━━ GIVEN DATA ━━
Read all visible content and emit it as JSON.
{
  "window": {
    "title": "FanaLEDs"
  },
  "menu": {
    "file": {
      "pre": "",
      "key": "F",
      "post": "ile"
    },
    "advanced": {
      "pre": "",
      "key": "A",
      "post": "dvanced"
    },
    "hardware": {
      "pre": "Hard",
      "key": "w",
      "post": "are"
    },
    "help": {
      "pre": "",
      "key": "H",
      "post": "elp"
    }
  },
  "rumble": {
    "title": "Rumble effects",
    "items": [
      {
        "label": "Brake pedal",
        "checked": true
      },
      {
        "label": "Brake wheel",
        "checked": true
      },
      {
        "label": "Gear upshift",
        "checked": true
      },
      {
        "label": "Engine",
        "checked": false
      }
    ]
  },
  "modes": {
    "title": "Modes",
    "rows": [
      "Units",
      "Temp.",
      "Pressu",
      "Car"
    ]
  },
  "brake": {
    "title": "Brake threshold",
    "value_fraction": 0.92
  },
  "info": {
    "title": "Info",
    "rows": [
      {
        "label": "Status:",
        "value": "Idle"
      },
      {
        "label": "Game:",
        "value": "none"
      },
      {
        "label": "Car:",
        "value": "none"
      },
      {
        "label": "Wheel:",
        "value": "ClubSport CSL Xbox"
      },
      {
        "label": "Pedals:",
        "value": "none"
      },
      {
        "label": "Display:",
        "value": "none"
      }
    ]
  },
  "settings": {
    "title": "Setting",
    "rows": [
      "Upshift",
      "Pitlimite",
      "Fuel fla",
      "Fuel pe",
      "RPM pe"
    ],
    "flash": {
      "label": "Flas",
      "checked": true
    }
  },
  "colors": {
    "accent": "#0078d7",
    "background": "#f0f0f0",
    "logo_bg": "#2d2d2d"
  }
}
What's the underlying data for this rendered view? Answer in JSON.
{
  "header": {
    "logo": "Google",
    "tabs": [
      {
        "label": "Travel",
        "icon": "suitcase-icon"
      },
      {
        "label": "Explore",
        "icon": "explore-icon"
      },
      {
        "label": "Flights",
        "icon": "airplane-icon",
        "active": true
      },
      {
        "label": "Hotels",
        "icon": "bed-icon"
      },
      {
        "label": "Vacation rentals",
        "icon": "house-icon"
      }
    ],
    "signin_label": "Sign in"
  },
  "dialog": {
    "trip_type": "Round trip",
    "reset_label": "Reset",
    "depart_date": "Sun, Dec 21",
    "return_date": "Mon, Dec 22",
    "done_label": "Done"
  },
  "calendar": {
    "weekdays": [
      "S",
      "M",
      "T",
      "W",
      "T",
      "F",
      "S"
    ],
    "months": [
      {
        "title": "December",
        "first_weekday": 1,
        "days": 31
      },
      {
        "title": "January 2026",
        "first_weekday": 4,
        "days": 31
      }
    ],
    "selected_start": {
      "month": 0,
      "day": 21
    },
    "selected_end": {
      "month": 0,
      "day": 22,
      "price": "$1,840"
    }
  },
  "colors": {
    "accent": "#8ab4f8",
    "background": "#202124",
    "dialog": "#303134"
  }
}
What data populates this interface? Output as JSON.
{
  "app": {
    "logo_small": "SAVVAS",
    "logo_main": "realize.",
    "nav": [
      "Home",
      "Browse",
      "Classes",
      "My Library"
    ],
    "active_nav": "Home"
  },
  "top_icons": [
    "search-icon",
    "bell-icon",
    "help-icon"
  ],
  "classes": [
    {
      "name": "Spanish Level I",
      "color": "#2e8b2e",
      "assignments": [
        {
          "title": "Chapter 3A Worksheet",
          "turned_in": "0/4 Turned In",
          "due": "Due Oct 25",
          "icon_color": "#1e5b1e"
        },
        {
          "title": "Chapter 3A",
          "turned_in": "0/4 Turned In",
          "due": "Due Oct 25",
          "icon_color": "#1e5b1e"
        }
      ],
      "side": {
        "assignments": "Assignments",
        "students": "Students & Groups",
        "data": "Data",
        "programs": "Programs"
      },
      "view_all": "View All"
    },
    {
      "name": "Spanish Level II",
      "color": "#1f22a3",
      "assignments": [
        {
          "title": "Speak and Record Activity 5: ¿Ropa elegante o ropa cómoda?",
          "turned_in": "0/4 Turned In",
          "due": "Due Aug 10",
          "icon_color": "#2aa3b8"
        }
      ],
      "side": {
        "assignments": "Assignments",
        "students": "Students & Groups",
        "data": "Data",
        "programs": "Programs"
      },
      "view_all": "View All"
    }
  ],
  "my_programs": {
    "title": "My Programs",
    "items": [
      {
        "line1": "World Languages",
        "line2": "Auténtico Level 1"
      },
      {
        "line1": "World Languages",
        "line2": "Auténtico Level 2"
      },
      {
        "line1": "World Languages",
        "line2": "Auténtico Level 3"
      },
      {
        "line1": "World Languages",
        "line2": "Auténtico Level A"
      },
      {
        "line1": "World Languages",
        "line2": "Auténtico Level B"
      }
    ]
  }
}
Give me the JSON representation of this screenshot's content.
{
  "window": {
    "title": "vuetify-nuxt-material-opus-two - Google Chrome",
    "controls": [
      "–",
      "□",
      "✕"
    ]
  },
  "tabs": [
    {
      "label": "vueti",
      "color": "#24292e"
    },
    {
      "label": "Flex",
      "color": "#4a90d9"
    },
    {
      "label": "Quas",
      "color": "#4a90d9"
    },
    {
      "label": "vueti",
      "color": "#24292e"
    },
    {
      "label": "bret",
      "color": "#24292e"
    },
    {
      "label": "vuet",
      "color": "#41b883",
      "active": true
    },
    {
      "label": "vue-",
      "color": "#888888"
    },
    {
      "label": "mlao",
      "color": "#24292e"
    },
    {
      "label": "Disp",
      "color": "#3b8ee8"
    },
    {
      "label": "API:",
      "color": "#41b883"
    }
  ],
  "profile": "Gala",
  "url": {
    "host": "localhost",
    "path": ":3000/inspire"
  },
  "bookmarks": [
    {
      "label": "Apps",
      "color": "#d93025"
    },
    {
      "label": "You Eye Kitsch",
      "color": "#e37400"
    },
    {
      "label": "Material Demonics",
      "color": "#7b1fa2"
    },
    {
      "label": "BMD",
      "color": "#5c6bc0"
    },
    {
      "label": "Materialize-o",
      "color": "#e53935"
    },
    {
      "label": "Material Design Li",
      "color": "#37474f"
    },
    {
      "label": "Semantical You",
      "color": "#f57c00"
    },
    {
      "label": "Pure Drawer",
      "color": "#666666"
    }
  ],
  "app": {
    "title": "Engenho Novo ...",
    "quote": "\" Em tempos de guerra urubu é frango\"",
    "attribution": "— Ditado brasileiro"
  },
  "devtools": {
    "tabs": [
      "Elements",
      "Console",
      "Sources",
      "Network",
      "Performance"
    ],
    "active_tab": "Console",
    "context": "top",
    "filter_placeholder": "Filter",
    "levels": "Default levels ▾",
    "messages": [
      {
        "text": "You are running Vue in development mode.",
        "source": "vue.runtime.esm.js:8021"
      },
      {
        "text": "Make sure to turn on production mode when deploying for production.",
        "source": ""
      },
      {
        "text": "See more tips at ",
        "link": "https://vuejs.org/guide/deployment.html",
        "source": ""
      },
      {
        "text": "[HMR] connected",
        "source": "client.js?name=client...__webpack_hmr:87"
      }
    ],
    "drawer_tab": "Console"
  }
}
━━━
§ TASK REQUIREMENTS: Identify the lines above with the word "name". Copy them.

§ EXERCISE RESULT:
      "name": "Spanish Level I",
      "name": "Spanish Level II",
        "source": "client.js?name=client...__webpack_hmr:87"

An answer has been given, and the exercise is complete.